Graphs and charts are a nice way to show key pieces of information quickly. The charts I create showing the numbers of U.S. citizens (“USCs”) who have renounced their citizenship help me better understand and track the detailed data behind the graphs.
In this vein, I have added trend-lines to two of the graphs that reflect the total annual and quarterly numbers of individuals who have renounced over the last few years.
The trend-lines are the blue dotted lines in each chart. The first chart reflects annual renunciations over a longer period of time, which is compressed much more along the “x axis” – i.e., the horizontal axis. The trend of USCs who are renouncing looks quite dramatic in this chart; a giant ski slope heading upwards fast.
The next chart includes many more data points along the “x axis” spread out over a shorter period of time, which is also reflected by the dotted blue trend-line. Accordingly, the trend-line appears to be a more gradual increase of USC renunciations.
Nevertheless, both show the trend over time as increasing substantially over time.
As has been explained in prior posts, those U.S. citizens who are considering renouncing U.S. citizenship should not take the decision lightly unless they want to be a “covered expatriate” with various adverse U.S. tax and legal consequences.

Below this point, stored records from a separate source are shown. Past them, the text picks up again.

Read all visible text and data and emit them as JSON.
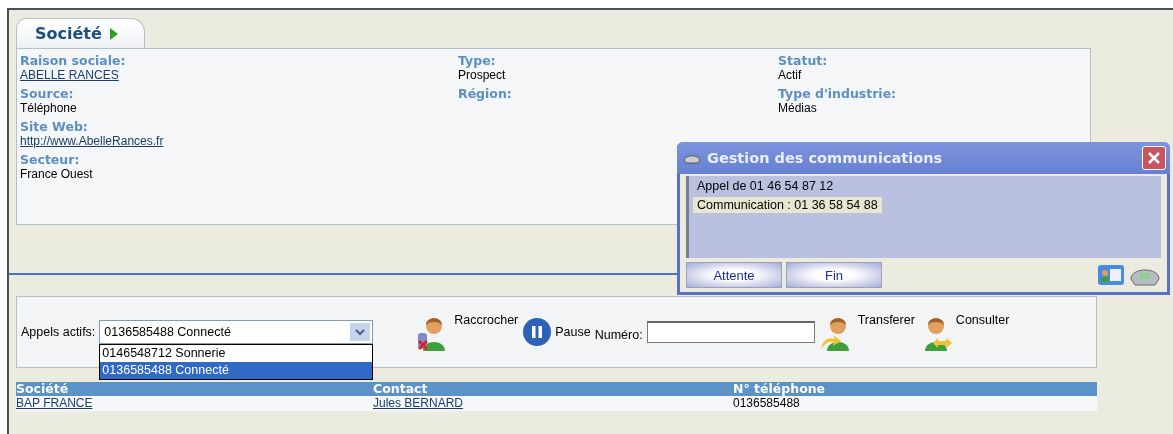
{
  "tab": {
    "label": "Société"
  },
  "columns": [
    [
      {
        "label": "Raison sociale:",
        "value": "ABELLE RANCES",
        "kind": "link"
      },
      {
        "label": "Source:",
        "value": "Téléphone",
        "kind": "text"
      },
      {
        "label": "Site Web:",
        "value": "http://www.AbelleRances.fr",
        "kind": "link"
      },
      {
        "label": "Secteur:",
        "value": "France Ouest",
        "kind": "text"
      }
    ],
    [
      {
        "label": "Type:",
        "value": "Prospect",
        "kind": "text"
      },
      {
        "label": "Région:"
      }
    ],
    [
      {
        "label": "Statut:",
        "value": "Actif",
        "kind": "text"
      },
      {
        "label": "Type d'industrie:",
        "value": "Médias",
        "kind": "text"
      }
    ]
  ],
  "popup": {
    "title": "Gestion des communications",
    "lines": [
      {
        "text": "Appel de 01 46 54 87 12",
        "selected": false
      },
      {
        "text": "Communication : 01 36 58 54 88",
        "selected": true
      }
    ],
    "buttons": [
      "Attente",
      "Fin"
    ]
  },
  "toolbar": {
    "label": "Appels actifs:",
    "select_value": "0136585488 Connecté",
    "options": [
      {
        "text": "0146548712 Sonnerie",
        "selected": false
      },
      {
        "text": "0136585488 Connecté",
        "selected": true
      }
    ],
    "actions": [
      {
        "kind": "hangup",
        "label": "Raccrocher"
      },
      {
        "kind": "pause",
        "label": "Pause"
      }
    ],
    "number_label": "Numéro:",
    "actions2": [
      {
        "kind": "transfer",
        "label": "Transferer"
      },
      {
        "kind": "consult",
        "label": "Consulter"
      }
    ]
  },
  "table": {
    "columns": [
      "Société",
      "Contact",
      "N° téléphone"
    ],
    "rows": [
      [
        {
          "text": "BAP FRANCE",
          "kind": "link"
        },
        {
          "text": "Jules BERNARD",
          "kind": "link"
        },
        {
          "text": "0136585488",
          "kind": "text"
        }
      ]
    ]
  }
}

See, for instance the following prior blogs, Revisiting the consequences of becoming a “covered expatriate” for failing to comply with Section 877(a)(2)(C).